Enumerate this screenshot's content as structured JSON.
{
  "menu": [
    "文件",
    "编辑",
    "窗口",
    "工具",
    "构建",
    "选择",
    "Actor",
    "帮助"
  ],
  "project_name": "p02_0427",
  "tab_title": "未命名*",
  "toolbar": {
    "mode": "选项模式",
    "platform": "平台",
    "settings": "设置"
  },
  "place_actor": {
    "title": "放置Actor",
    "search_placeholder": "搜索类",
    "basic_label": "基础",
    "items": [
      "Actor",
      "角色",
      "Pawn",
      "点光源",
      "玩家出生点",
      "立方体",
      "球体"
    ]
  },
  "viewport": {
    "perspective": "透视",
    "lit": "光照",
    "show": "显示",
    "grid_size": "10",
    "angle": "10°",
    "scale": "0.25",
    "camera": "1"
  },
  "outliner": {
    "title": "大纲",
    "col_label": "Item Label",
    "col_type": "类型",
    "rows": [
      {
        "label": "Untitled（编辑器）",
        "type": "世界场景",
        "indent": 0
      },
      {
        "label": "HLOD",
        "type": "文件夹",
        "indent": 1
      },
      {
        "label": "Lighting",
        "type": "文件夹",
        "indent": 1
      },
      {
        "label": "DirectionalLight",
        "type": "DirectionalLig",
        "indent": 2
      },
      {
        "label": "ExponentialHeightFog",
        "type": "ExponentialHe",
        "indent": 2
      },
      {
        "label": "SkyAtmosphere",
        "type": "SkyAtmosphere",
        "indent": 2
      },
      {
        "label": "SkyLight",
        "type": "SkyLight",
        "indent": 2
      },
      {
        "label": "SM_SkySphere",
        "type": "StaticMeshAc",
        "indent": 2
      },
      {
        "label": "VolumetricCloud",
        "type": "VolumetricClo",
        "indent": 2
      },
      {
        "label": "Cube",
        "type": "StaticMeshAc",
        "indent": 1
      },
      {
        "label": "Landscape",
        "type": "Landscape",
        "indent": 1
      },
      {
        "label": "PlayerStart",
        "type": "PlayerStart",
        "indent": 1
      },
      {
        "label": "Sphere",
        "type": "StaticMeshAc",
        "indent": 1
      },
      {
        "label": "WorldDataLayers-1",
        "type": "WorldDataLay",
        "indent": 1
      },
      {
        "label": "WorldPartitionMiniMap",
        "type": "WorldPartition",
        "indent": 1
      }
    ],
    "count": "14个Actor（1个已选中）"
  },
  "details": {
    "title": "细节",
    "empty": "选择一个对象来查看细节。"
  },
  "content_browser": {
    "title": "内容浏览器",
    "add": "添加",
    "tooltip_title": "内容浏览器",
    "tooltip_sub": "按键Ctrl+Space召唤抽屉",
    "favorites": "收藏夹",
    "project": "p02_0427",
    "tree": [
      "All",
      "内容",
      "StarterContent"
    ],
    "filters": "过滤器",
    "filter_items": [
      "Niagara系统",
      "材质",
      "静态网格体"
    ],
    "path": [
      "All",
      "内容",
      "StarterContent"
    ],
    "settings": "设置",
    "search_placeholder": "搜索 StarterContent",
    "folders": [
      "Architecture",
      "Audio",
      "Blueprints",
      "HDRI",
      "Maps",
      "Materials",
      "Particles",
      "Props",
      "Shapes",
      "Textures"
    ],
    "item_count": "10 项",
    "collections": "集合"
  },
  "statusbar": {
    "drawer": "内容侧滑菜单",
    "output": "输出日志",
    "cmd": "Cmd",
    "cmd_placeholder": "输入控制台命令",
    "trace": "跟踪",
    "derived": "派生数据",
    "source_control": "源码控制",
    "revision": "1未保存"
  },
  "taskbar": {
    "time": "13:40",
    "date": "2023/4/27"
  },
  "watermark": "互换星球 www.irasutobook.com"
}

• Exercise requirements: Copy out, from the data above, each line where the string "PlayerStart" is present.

• Exercise result:
        "label": "PlayerStart",
        "type": "PlayerStart",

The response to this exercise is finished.